Bolingbrook – In an effort to improve preventative care, Adventist Bolingbrook Hospital has invested in new beds for its intensive care unit. Hospital officials hope the new technology will increase caregivers’ abilities to provide high-quality care for their patients.

The beds feature touch screen computers, pre-recorded clinical phrases in 24 languages, sound therapy, protocol reminders, front wheel drive, and electric brakes for efficient transport. Each of the 12 InTouch models costs $30,000 and is produced by Kalamazoo, Mich.-based Stryker Corp.

“While these beds sound like a small part of the patient experience, they really are a major advancement in care delivery,” said Kathy Mitchell, vice president/chief nursing officer at Adventist Bolingbrook Hospital. “Anytime we can improve safety by investing in new technology and evidence-based practices, we will do that.”

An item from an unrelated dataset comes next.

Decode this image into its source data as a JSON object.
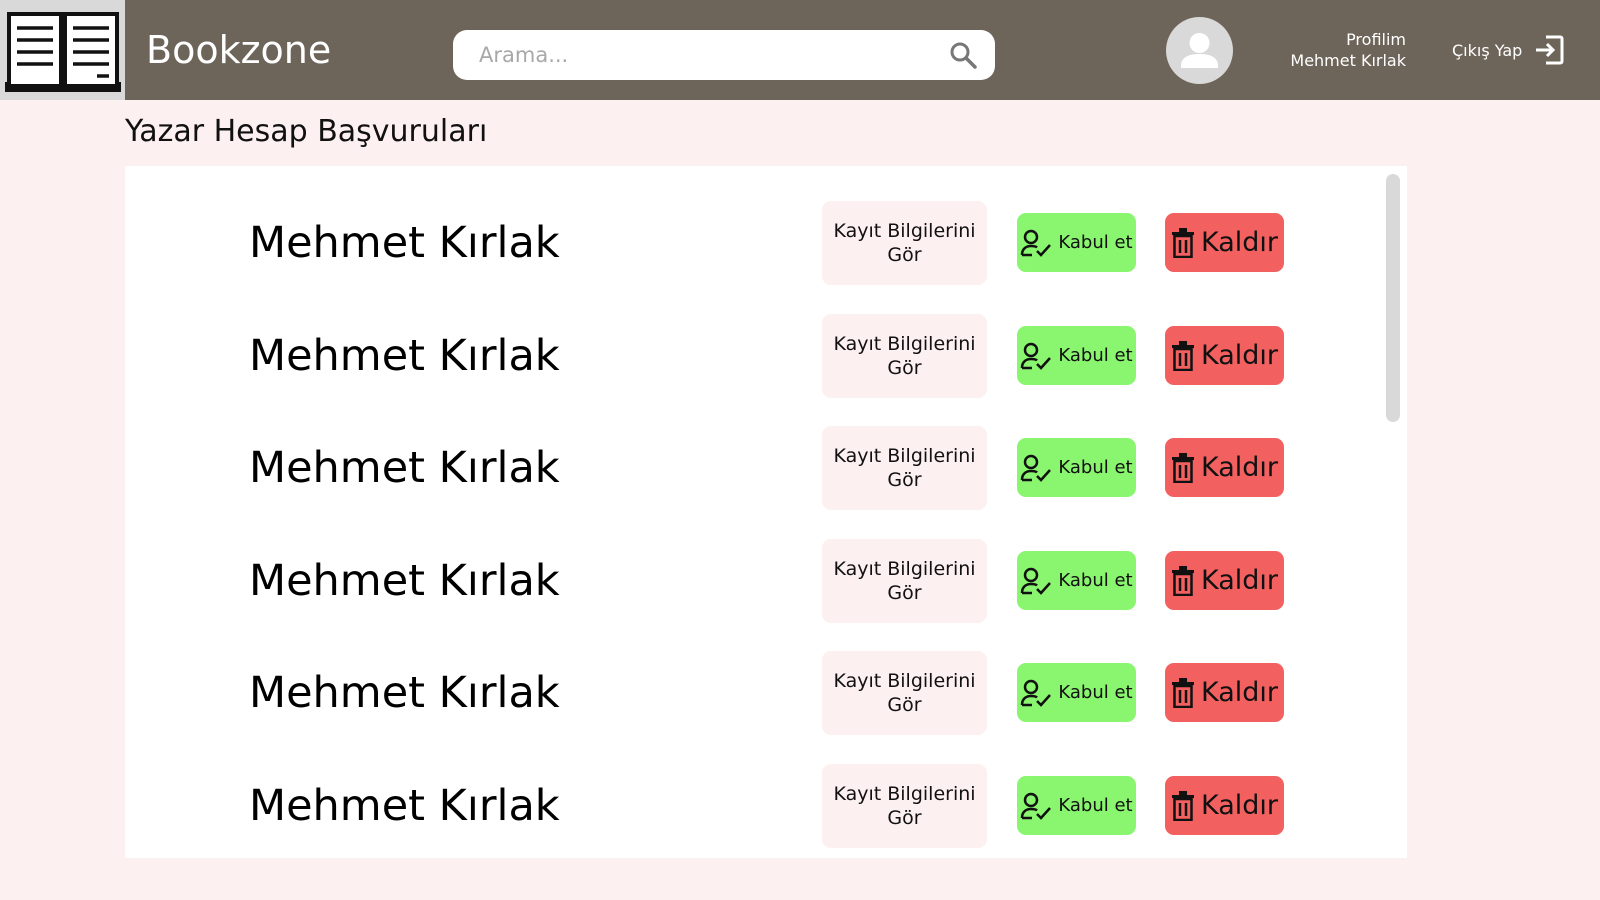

Patient benefits include a pressure-relieving mattress and retractable frames to help prevent bedsores. A bed exit system alerts caregivers if a patient attempts to leave the bed without help.

According to Jamie Rowden, the hospital’s quality director, the beds are an investment in preventative care.

“It costs more to treat patient falls, ventilator-associated pneumonia and pressure ulcers than to prevent them,” Rowden said. “These quality measures are at the forefront of patient care.”

The beds’ sound therapy allows caregivers to soothe patients with music or nature sounds. The on-bed computer can ask the patient key clinical phrases such as “Are you in pain?” in any of 24 languages.

“Being in the ICU is anxiety-producing enough,” Mitchell said. “Imagine the barrier for a critical care patient who speaks a language their caregiver does not understand. The pre-programmed messages and language options featured on these beds will go a long way for the physician or nurse in charge of assessing and comforting patients with such language barriers.”

In addition to the numerous benefits for patients, the beds also include features that help caregivers. A protocol reminder and an advanced scale system helps nurses organize and document their day. The Zoom Motorized Drive System, electric brake, BackSmart pivot and ergonomic side rails reduce physical strain on the nurses while increasing patient comfort. Featuring front-wheel drive capabilities, the beds can travel up to 3.6 miles per hour, cutting patient transport times.

“The combined weight of the patient, bed and equipment can make transporting the patient to tests through multiple levels of the hospital challenging for the caregiver,” said Brenda Lumpkin, nurse manager of the intensive care unit. “These beds make ease of transport possible and – because they are less jerky – reduce fatigue for the transporter and risk of injury for critical care patients.”